Bajaj dealers reported strong double digit-sales growth, driven by the attractive ‘Hat-trick’ scheme and aggressive price cuts in CT100. The offers have been strategically timed with the improvement in rural sentiment leading to pick-up in motorcycle sales. In a few regions, TVS XL100 (moped) and Apache sales have been directly impacted by aggressive pricing on the CT100 and Pulsar portfolio. The recently-launched TVS Radeon has been received well, bringing walk-in customers. While on the previous visit, the Rural Safari team found traction for the 125cc Hero Glamour, this time good traction was witnessed for the popular, entry level Hero HF Deluxe. Dealers remain positive on the new Xtreme 200. While scooters were gaining prominence in rural areas until the last visit, marginal sluggishness was found in sales this time.

Passenger Vehicles: Rural road infrastructure has been improving over the last 3-5 years. Focus of the Central and State governments on improving rural infrastructure augurs well for increasing penetration of compact cars.

Discussions with dealers suggest that a shift towards cars such as ‘Swift’, ‘Celerio’ and ‘Dzire’ is aided by rising aspirations, better road infrastructure and increasing rural incomes. MSIL by far remains the most popular brand in rural areas and having a dealer infrastructure/outlet helps build customer confidence. While Hyundai closely follows MSIL dealers in setting up sales outlets, other brands are still far away from matching MSIL’s network, service cost, parts’ availability and cost of ownership.

Commercial vehicles: After witnessing a prolonged phase of muted growth between FY13 and FY17, the LCV segment has had four consecutive quarters of 20 per cent+ YoY growth. The prevalence of unemployment was highlighted as the primary growth driver since owning an LCV provides an opportunity to engage in some commercial activity and earn a livelihood. Rapid growth in e-commerce has demanded a robust infrastructure for last-mile connectivity. GST implementation has catalysed wid­espread adoption of the hub and

spoke model in the country. Unsurprisingly, the revival in the LCV segment since Q2FY18 has coincided with this shift. As per feedback, MSIL has been rather aggressive with the Super Carry model.

Tractors: The second quarter is seasonally weak for tractor sales in India. In addition, concerns around unseasonal rainfall affecting crop yield, higher-than-expected replacement demand, delays in payment of subsidies and weak non-farm income in some states affected tractor sales growth in Q2FY19. Ho­w­­ever, long-term structural drivers remain intact. Normal monsoons in most states and healthy crop production are expected to drive robust demand for FY19.
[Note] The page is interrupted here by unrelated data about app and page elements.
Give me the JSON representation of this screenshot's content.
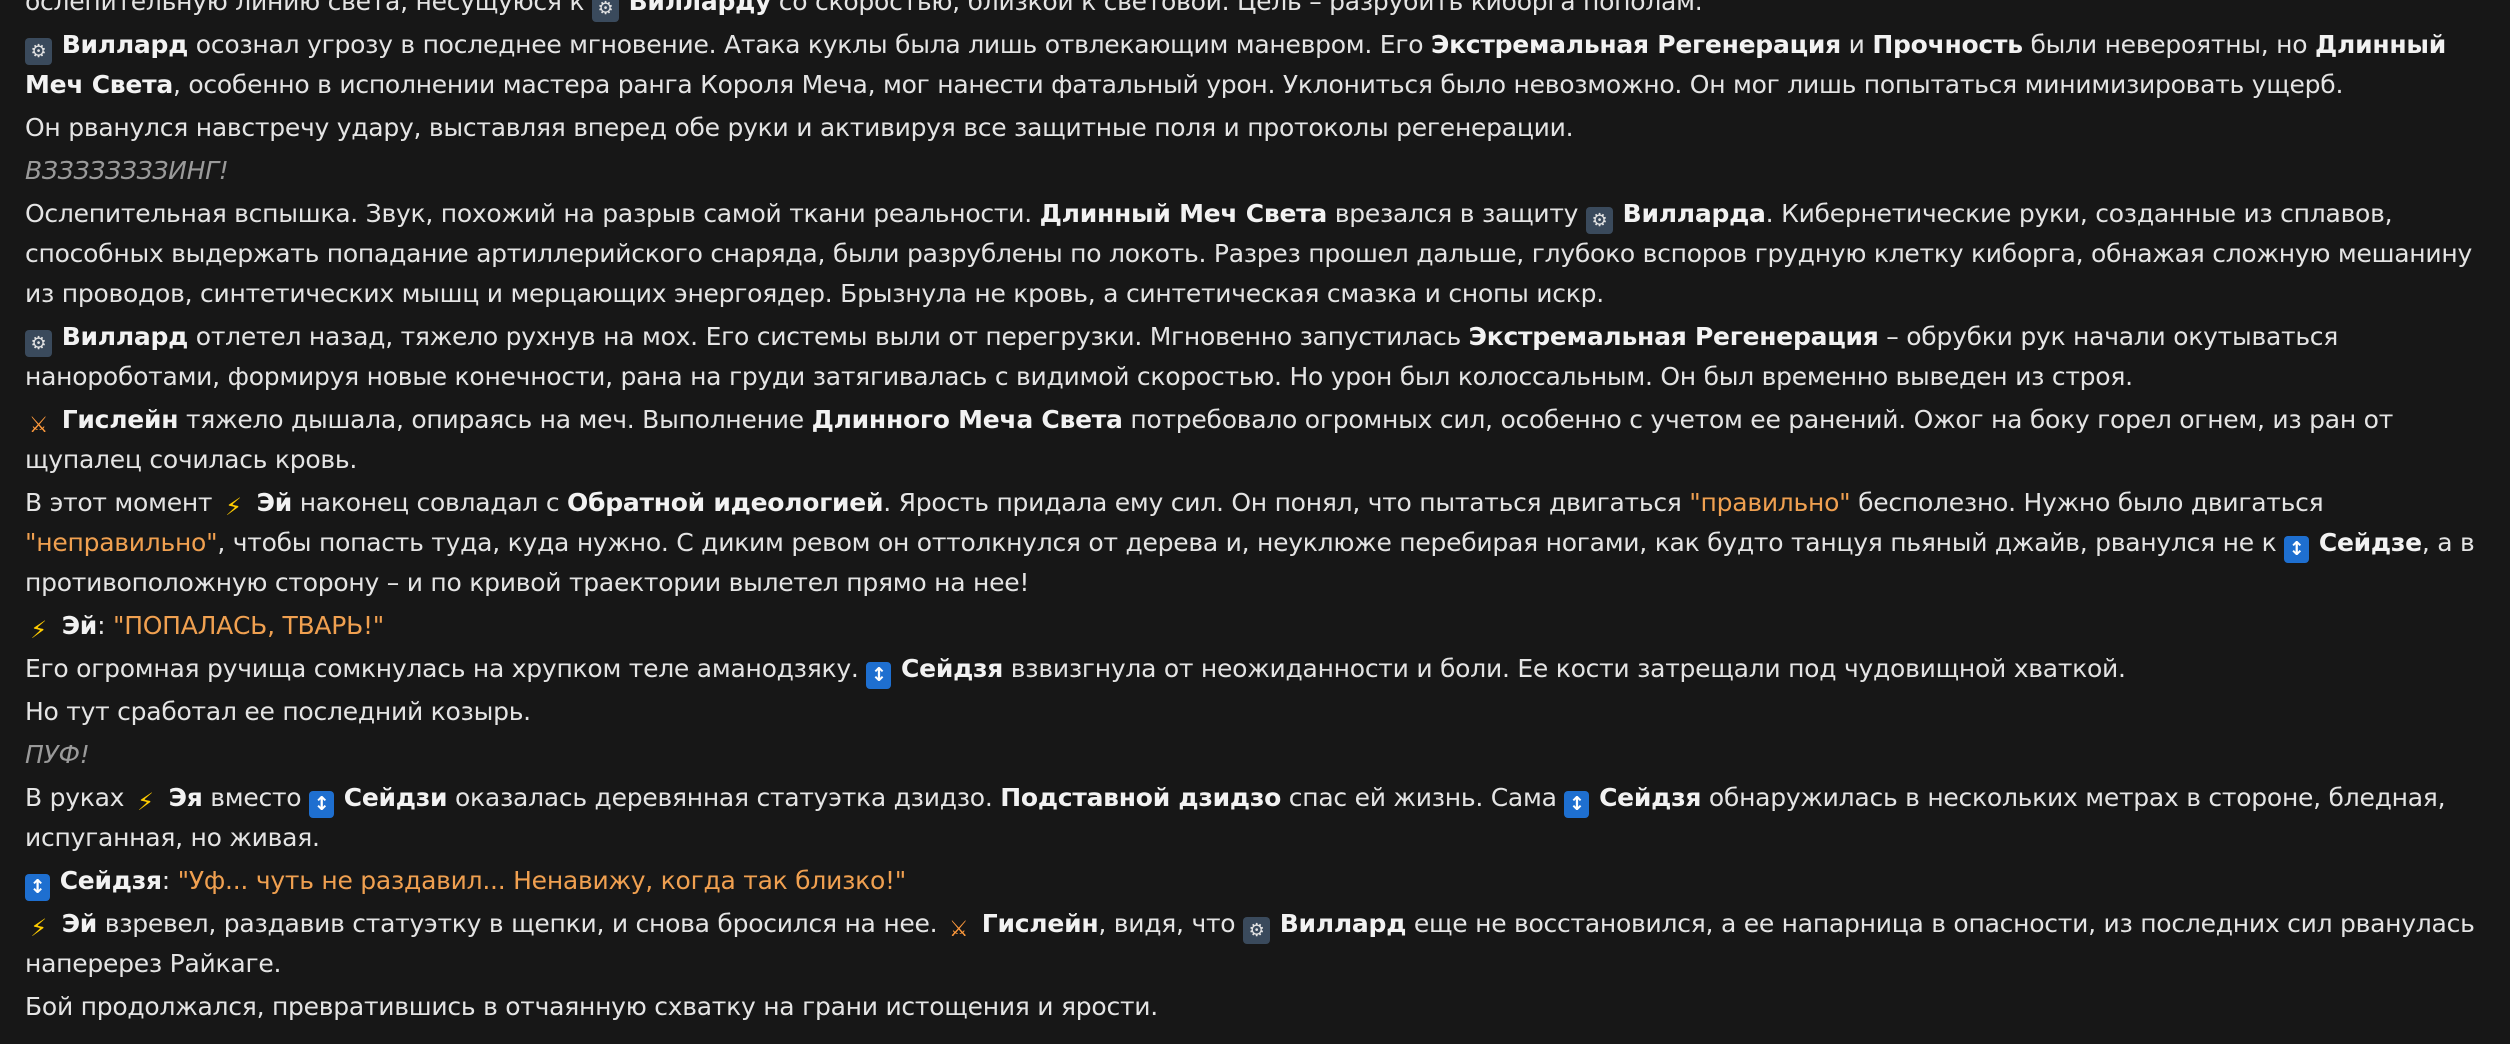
{
  "icons": {
    "cyborg-icon": {
      "glyph": "⚙",
      "class": "cyborg"
    },
    "blade-icon": {
      "glyph": "⚔",
      "class": "blade"
    },
    "lightning-icon": {
      "glyph": "⚡",
      "class": "lightning"
    },
    "shinobi-icon": {
      "glyph": "↕",
      "class": "shinobi"
    }
  },
  "colors": {
    "background": "#171717",
    "text": "#e4e4e4",
    "quote": "#f0a050",
    "sound": "#9a9a9a",
    "shinobi_badge": "#1e6fd0"
  },
  "paragraphs": [
    {
      "name": "para-cut-top",
      "segments": [
        {
          "t": "n",
          "v": "ослепительную линию света, несущуюся к "
        },
        {
          "t": "e",
          "v": "cyborg-icon"
        },
        {
          "t": "b",
          "v": "Вилларду"
        },
        {
          "t": "n",
          "v": " со скоростью, близкой к световой. Цель – разрубить киборга пополам."
        }
      ]
    },
    {
      "name": "para-01",
      "segments": [
        {
          "t": "e",
          "v": "cyborg-icon"
        },
        {
          "t": "b",
          "v": "Виллард"
        },
        {
          "t": "n",
          "v": " осознал угрозу в последнее мгновение. Атака куклы была лишь отвлекающим маневром. Его "
        },
        {
          "t": "b",
          "v": "Экстремальная Регенерация"
        },
        {
          "t": "n",
          "v": " и "
        },
        {
          "t": "b",
          "v": "Прочность"
        },
        {
          "t": "n",
          "v": " были невероятны, но "
        },
        {
          "t": "b",
          "v": "Длинный Меч Света"
        },
        {
          "t": "n",
          "v": ", особенно в исполнении мастера ранга Короля Меча, мог нанести фатальный урон. Уклониться было невозможно. Он мог лишь попытаться минимизировать ущерб."
        }
      ]
    },
    {
      "name": "para-02",
      "segments": [
        {
          "t": "n",
          "v": "Он рванулся навстречу удару, выставляя вперед обе руки и активируя все защитные поля и протоколы регенерации."
        }
      ]
    },
    {
      "name": "para-03-sound",
      "segments": [
        {
          "t": "i",
          "v": "ВЗЗЗЗЗЗЗЗИНГ!"
        }
      ]
    },
    {
      "name": "para-04",
      "segments": [
        {
          "t": "n",
          "v": "Ослепительная вспышка. Звук, похожий на разрыв самой ткани реальности. "
        },
        {
          "t": "b",
          "v": "Длинный Меч Света"
        },
        {
          "t": "n",
          "v": " врезался в защиту "
        },
        {
          "t": "e",
          "v": "cyborg-icon"
        },
        {
          "t": "b",
          "v": "Вилларда"
        },
        {
          "t": "n",
          "v": ". Кибернетические руки, созданные из сплавов, способных выдержать попадание артиллерийского снаряда, были разрублены по локоть. Разрез прошел дальше, глубоко вспоров грудную клетку киборга, обнажая сложную мешанину из проводов, синтетических мышц и мерцающих энергоядер. Брызнула не кровь, а синтетическая смазка и снопы искр."
        }
      ]
    },
    {
      "name": "para-05",
      "segments": [
        {
          "t": "e",
          "v": "cyborg-icon"
        },
        {
          "t": "b",
          "v": "Виллард"
        },
        {
          "t": "n",
          "v": " отлетел назад, тяжело рухнув на мох. Его системы выли от перегрузки. Мгновенно запустилась "
        },
        {
          "t": "b",
          "v": "Экстремальная Регенерация"
        },
        {
          "t": "n",
          "v": " – обрубки рук начали окутываться нанороботами, формируя новые конечности, рана на груди затягивалась с видимой скоростью. Но урон был колоссальным. Он был временно выведен из строя."
        }
      ]
    },
    {
      "name": "para-06",
      "segments": [
        {
          "t": "e",
          "v": "blade-icon"
        },
        {
          "t": "b",
          "v": "Гислейн"
        },
        {
          "t": "n",
          "v": " тяжело дышала, опираясь на меч. Выполнение "
        },
        {
          "t": "b",
          "v": "Длинного Меча Света"
        },
        {
          "t": "n",
          "v": " потребовало огромных сил, особенно с учетом ее ранений. Ожог на боку горел огнем, из ран от щупалец сочилась кровь."
        }
      ]
    },
    {
      "name": "para-07",
      "segments": [
        {
          "t": "n",
          "v": "В этот момент "
        },
        {
          "t": "e",
          "v": "lightning-icon"
        },
        {
          "t": "b",
          "v": "Эй"
        },
        {
          "t": "n",
          "v": " наконец совладал с "
        },
        {
          "t": "b",
          "v": "Обратной идеологией"
        },
        {
          "t": "n",
          "v": ". Ярость придала ему сил. Он понял, что пытаться двигаться "
        },
        {
          "t": "q",
          "v": "\"правильно\""
        },
        {
          "t": "n",
          "v": " бесполезно. Нужно было двигаться "
        },
        {
          "t": "q",
          "v": "\"неправильно\""
        },
        {
          "t": "n",
          "v": ", чтобы попасть туда, куда нужно. С диким ревом он оттолкнулся от дерева и, неуклюже перебирая ногами, как будто танцуя пьяный джайв, рванулся не к "
        },
        {
          "t": "e",
          "v": "shinobi-icon"
        },
        {
          "t": "b",
          "v": "Сейдзе"
        },
        {
          "t": "n",
          "v": ", а в противоположную сторону – и по кривой траектории вылетел прямо на нее!"
        }
      ]
    },
    {
      "name": "para-08-dialogue",
      "segments": [
        {
          "t": "e",
          "v": "lightning-icon"
        },
        {
          "t": "b",
          "v": "Эй"
        },
        {
          "t": "n",
          "v": ": "
        },
        {
          "t": "q",
          "v": "\"ПОПАЛАСЬ, ТВАРЬ!\""
        }
      ]
    },
    {
      "name": "para-09",
      "segments": [
        {
          "t": "n",
          "v": "Его огромная ручища сомкнулась на хрупком теле аманодзяку. "
        },
        {
          "t": "e",
          "v": "shinobi-icon"
        },
        {
          "t": "b",
          "v": "Сейдзя"
        },
        {
          "t": "n",
          "v": " взвизгнула от неожиданности и боли. Ее кости затрещали под чудовищной хваткой."
        }
      ]
    },
    {
      "name": "para-10",
      "segments": [
        {
          "t": "n",
          "v": "Но тут сработал ее последний козырь."
        }
      ]
    },
    {
      "name": "para-11-sound",
      "segments": [
        {
          "t": "i",
          "v": "ПУФ!"
        }
      ]
    },
    {
      "name": "para-12",
      "segments": [
        {
          "t": "n",
          "v": "В руках "
        },
        {
          "t": "e",
          "v": "lightning-icon"
        },
        {
          "t": "b",
          "v": "Эя"
        },
        {
          "t": "n",
          "v": " вместо "
        },
        {
          "t": "e",
          "v": "shinobi-icon"
        },
        {
          "t": "b",
          "v": "Сейдзи"
        },
        {
          "t": "n",
          "v": " оказалась деревянная статуэтка дзидзо. "
        },
        {
          "t": "b",
          "v": "Подставной дзидзо"
        },
        {
          "t": "n",
          "v": " спас ей жизнь. Сама "
        },
        {
          "t": "e",
          "v": "shinobi-icon"
        },
        {
          "t": "b",
          "v": "Сейдзя"
        },
        {
          "t": "n",
          "v": " обнаружилась в нескольких метрах в стороне, бледная, испуганная, но живая."
        }
      ]
    },
    {
      "name": "para-13-dialogue",
      "segments": [
        {
          "t": "e",
          "v": "shinobi-icon"
        },
        {
          "t": "b",
          "v": "Сейдзя"
        },
        {
          "t": "n",
          "v": ": "
        },
        {
          "t": "q",
          "v": "\"Уф... чуть не раздавил... Ненавижу, когда так близко!\""
        }
      ]
    },
    {
      "name": "para-14",
      "segments": [
        {
          "t": "e",
          "v": "lightning-icon"
        },
        {
          "t": "b",
          "v": "Эй"
        },
        {
          "t": "n",
          "v": " взревел, раздавив статуэтку в щепки, и снова бросился на нее. "
        },
        {
          "t": "e",
          "v": "blade-icon"
        },
        {
          "t": "b",
          "v": "Гислейн"
        },
        {
          "t": "n",
          "v": ", видя, что "
        },
        {
          "t": "e",
          "v": "cyborg-icon"
        },
        {
          "t": "b",
          "v": "Виллард"
        },
        {
          "t": "n",
          "v": " еще не восстановился, а ее напарница в опасности, из последних сил рванулась наперерез Райкаге."
        }
      ]
    },
    {
      "name": "para-15",
      "segments": [
        {
          "t": "n",
          "v": "Бой продолжался, превратившись в отчаянную схватку на грани истощения и ярости."
        }
      ]
    }
  ]
}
Rural housing accounts for a major share of cement volumes in India, 35 per cent of the overall cement demand. The cement volume is expected to grow at 8 per cent over FY17-21E on the back of growth in Housing and Infrastructure segments. Housing is expected to post a 9 per cent volume CAGR, led by rural housing, which is expected to benefit from government schemes targeting the construction of 29 million houses by 2022. Urban housing (30 per cent volume share) is expected to benefit on account of government schemes promoting affordable housing. Cheaper availability of funds under CLSS is expected to spur growth in urban areas, especially in economically weak segments (EWS) and low income groups (LIGs). While the demand outlook is favourable, players have a supply pipeline that would get activated as the volume growth comes through, leading to a delay in narrowing the demand-supply gap. JM Financial belives that the sector should enter an upcycle only by FY25-26 owing to the supply surplus in the market.

Source: JM Financial